but, as you've said, you would rather just avoid seeing them at all.

fine. i don't give a damn if you read my posts or not.

but it strikes me as somewhat curious that you're willing to go
"on the record" in such a public manner based on partial info,
with an attitude that's so callous it does not care if it's "unfair".

> I don’t argue politics or religion,
> not because the subjects aren’t interesting,
> but because I have never seen anyone’s mind changed.

this is disingenuous, and not just slightly so, but to the extreme.

you're the one who opened up the topic of "round-tripping",
and i've done some research on that topic, so i engaged you
in a "window of opportunity for discussion". discussion, charles.

and i'm not necessarily looking to change _your_ mind_, or _mine_,
or anyone else's, but that's always a possibility with _discussion_...

like i said, i've done some research on the topic, so i can provide
some _actual_evidence_ in favor of the things that i would say, so
this is _hardly_ a matter of "politics or religion". i've got solid data.
i'm certainly not asking anyone to take anything on "faith". no sir...

but you don't want to see any data, do you? you don't want to even
_discuss_ the matter. you just wish you could make all my messages
become _invisible_. you would like them to disappear into the ether.
i'm sorry, charles, but i don't have a lot of _respect_ for that position.

you said:
> Actually, it already does, already has.

ok, fine, let's see your data in support of that assertion.

show us where an x.m.l.-based workflow outputting to .pdf has
given us a round-tripping capability. i would love to see that...

or do you just want us to believe what you say, to take it on faith?

-bowerbird

Ben Mitchell's picture
Offline
Joined: 12 Aug 2007 - 4:05pm
0

(yawn)

Charles Ellertson's picture
Joined: 3 Nov 2004 - 11:00am
0
bowerbird intelligentleman's picture
Joined: 5 Mar 2009 - 5:27am
0

charles_e said:
> http://www.tei-c.org/Activities/SIG/Publishing/

oh please. don't be ridiculous and stupid.

that is the _worst_ kind of combination
of politics and religion and technology.

here is what "round-tripping" means:
there is a rough equivalence between
the input that creates a viewable-format
and the output copied out of that format.

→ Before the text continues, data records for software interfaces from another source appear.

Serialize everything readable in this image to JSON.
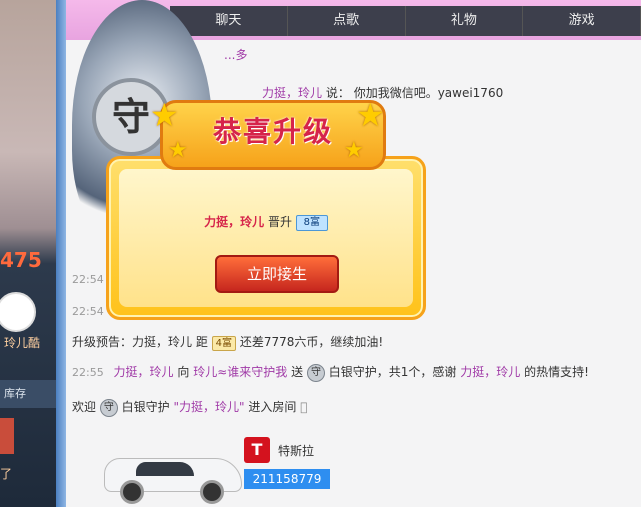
{
  "nav": {
    "tabs": [
      "聊天",
      "点歌",
      "礼物",
      "游戏"
    ]
  },
  "sidebar": {
    "score": "475",
    "avatar_tag": "玲儿酷",
    "stock_label": "库存",
    "bottom_tag": "了"
  },
  "chat": {
    "header_link": "...多",
    "line1": {
      "user": "力挺，玲儿",
      "verb": "说：",
      "text": "你加我微信吧。yawei1760"
    },
    "line_t1": {
      "time": "22:54"
    },
    "line_t2": {
      "time": "22:54"
    },
    "upgrade_notice": {
      "prefix": "升级预告：力挺，玲儿 距",
      "medal": "4富",
      "suffix": "还差7778六币，继续加油!"
    },
    "gift_line": {
      "time": "22:55",
      "user": "力挺，玲儿",
      "to": "向",
      "target": "玲儿≈谁来守护我",
      "send": "送",
      "shield": "守",
      "gift": "白银守护，共1个，感谢",
      "user2": "力挺，玲儿",
      "end": "的热情支持!"
    },
    "welcome_line": {
      "welcome": "欢迎",
      "shield": "守",
      "text": "白银守护",
      "name": "\"力挺，玲儿\"",
      "end": "进入房间"
    },
    "car_gift": {
      "name": "特斯拉",
      "id": "211158779",
      "logo": "T"
    }
  },
  "overlay": {
    "emblem": "守",
    "title": "恭喜升级",
    "user": "力挺，玲儿",
    "verb": "晋升",
    "level": "8富",
    "button": "立即接生"
  },
  "colors": {
    "accent": "#d6244a",
    "user": "#a03aa7",
    "nav_bg": "#3d3f4c",
    "gold": "#ffc21a"
  }
}
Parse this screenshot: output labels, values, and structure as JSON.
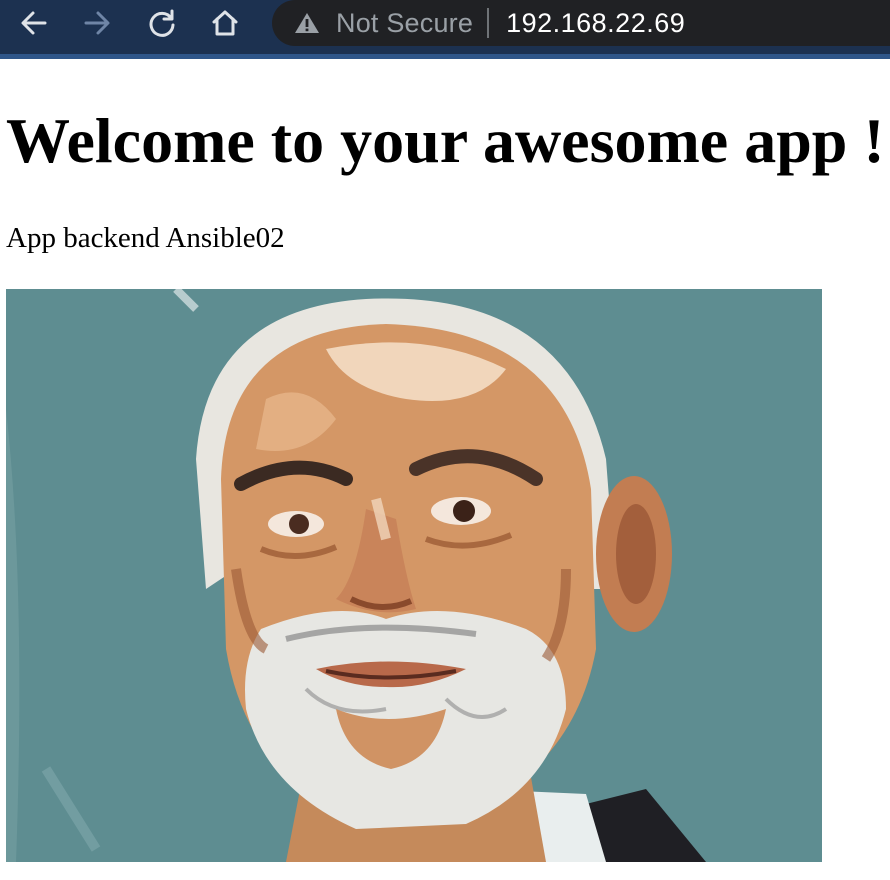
{
  "browser": {
    "security_label": "Not Secure",
    "url": "192.168.22.69",
    "icons": [
      "back-arrow-icon",
      "forward-arrow-icon",
      "reload-icon",
      "home-icon",
      "warning-icon"
    ]
  },
  "page": {
    "title": "Welcome to your awesome app !",
    "subtitle": "App backend Ansible02"
  },
  "colors": {
    "toolbar_bg": "#1c3150",
    "omnibox_bg": "#202124",
    "portrait_bg": "#5e8d91"
  }
}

so if you're gonna use .tei to create a .pdf,
then you need to get .tei _out_ of the .pdf,
which can be used to create an identical .pdf.

let's see you do _that_, charles. let's see you.

-bowerbird